Anti-Government Extremists – the War Over Words
The Kansas City Star published an article about the situation in Oregon, as well as the gun control debate and how there is a rise in “militias” and “anti-government extremists.” Their paintbrush is wide… the author must be hoping to strike fear in the hearts of her readers.The problem is, she is stereotyping and using certain cliche words to create hysteria. It’s a word game, and it’s a battle ground.
War Over Words
Media like the Kansas City Star, and even the government itself, use word games in the battle for your mind. Let’s use the opening paragraph as an example:
“The seizure of a federal wildlife refuge in Oregon by armed anti-government extremists has attracted national attention and raised questions about whether the takeover is a powder keg about to blow.”
So here we have the time-worn method of making sure everyone sees all of those folks as “anti-government extremists.” Even in the earlier article where we wrote about Chris Briels giving his speech, the source article listed all of the attendees as “anti-government extremists.” The very fact that he was placed in proximity to them paints him as one of them.
For the record, Mr. Briels is not an “anti-government extremist.” He is just an ordinary man who cares about his community. While some of the people at the refuge may be reckless or hot-headed, “anti-government” is slanted just enough to make them look like enemies of the government and the people.
Are they “anti-government” or are they just standing for a Constitutional Government?

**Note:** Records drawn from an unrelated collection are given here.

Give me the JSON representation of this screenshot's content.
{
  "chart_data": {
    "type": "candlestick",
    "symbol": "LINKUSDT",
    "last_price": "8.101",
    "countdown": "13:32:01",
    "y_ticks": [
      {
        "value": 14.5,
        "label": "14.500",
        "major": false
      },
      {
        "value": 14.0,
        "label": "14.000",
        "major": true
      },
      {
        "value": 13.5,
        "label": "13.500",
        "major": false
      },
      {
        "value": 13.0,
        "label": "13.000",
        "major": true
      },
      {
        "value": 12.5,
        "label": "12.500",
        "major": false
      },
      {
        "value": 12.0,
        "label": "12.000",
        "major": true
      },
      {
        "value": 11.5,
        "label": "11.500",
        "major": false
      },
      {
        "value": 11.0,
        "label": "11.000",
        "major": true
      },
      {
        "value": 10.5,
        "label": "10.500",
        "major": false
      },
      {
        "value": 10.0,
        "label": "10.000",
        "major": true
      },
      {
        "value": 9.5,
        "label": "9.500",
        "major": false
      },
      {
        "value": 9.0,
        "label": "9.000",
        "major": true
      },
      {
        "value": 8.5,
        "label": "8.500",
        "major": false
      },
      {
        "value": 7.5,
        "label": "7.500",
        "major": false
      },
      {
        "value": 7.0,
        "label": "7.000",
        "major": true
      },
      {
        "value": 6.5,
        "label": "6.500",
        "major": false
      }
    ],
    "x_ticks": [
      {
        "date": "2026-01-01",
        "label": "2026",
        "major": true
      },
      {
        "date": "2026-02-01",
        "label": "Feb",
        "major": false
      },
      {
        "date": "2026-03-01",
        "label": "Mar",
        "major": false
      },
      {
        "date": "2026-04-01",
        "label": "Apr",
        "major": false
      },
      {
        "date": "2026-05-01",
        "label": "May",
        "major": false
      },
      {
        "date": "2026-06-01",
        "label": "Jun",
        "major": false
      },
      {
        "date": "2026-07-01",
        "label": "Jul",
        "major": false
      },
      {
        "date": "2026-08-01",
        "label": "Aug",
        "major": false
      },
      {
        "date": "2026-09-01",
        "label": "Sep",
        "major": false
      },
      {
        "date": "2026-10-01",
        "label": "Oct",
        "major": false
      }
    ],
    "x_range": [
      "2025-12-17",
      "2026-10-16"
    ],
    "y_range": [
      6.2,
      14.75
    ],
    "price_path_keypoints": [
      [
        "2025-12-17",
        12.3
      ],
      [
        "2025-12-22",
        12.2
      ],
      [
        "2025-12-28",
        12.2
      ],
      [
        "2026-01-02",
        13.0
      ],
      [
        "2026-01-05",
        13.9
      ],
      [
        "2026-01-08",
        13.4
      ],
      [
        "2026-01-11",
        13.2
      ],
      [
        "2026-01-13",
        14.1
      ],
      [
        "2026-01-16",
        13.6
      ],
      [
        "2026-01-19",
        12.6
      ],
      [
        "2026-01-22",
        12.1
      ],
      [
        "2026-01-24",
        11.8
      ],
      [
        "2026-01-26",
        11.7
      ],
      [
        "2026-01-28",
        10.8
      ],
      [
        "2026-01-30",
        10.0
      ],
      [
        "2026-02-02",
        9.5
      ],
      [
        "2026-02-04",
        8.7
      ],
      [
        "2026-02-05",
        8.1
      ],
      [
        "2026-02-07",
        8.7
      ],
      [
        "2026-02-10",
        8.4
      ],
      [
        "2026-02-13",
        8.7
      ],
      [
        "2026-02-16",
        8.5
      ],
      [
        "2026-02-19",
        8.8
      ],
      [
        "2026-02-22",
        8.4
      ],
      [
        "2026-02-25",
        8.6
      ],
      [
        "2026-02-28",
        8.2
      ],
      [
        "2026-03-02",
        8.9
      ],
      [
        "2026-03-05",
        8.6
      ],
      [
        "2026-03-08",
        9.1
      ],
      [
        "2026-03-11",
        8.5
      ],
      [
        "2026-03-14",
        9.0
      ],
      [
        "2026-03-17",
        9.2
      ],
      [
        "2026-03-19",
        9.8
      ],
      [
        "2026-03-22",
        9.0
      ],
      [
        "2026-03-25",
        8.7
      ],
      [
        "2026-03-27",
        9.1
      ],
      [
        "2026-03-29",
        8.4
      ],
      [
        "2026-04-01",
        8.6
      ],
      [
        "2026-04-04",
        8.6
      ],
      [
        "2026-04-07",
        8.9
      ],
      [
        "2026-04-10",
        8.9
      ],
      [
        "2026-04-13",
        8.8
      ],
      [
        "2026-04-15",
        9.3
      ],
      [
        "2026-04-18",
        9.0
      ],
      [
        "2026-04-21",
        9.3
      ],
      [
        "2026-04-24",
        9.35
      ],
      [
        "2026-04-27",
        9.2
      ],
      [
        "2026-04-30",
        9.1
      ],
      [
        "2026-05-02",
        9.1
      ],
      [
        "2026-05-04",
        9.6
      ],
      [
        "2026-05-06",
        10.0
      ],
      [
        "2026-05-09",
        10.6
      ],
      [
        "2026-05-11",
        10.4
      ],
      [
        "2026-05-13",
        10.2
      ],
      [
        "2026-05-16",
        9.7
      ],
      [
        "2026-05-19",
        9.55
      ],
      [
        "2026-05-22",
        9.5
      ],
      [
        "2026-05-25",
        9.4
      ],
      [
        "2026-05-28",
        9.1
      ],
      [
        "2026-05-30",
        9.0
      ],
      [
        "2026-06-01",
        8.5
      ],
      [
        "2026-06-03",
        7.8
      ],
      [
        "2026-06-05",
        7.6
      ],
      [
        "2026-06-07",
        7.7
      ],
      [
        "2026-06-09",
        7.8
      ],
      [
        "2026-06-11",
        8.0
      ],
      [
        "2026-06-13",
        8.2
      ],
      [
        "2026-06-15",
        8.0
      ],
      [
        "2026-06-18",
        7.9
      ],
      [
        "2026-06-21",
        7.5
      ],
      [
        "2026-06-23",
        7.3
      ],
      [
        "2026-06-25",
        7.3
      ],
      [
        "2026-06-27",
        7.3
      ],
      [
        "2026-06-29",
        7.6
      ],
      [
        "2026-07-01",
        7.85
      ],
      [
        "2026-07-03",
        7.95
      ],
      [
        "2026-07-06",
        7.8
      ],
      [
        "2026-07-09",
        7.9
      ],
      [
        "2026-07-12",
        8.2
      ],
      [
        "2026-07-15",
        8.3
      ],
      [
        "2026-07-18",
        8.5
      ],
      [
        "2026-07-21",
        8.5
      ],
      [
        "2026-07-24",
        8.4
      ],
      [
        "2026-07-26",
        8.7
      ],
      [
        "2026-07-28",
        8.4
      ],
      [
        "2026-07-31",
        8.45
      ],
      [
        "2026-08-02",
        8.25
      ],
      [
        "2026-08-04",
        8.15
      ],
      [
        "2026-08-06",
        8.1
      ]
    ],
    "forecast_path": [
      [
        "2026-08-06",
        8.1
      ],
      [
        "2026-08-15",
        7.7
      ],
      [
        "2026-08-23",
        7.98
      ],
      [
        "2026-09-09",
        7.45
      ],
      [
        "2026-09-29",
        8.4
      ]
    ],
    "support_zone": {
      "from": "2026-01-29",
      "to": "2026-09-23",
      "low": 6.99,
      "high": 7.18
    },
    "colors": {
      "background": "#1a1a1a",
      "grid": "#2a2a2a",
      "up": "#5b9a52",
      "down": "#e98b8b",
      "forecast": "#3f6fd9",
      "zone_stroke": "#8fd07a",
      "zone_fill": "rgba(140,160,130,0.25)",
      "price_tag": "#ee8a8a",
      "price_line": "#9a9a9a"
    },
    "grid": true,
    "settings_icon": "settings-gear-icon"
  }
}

It’s a matter of perception, and the liberal viewpoint is a place of conflict.
Painting us as racist:
“The growth of an “insurgent militia movement,” Zeskind said, is the result of a combination of events, including a renewed effort to strengthen gun control laws and the revival of the white nationalist movement over the Confederate flag issue.”
Battleground: the mind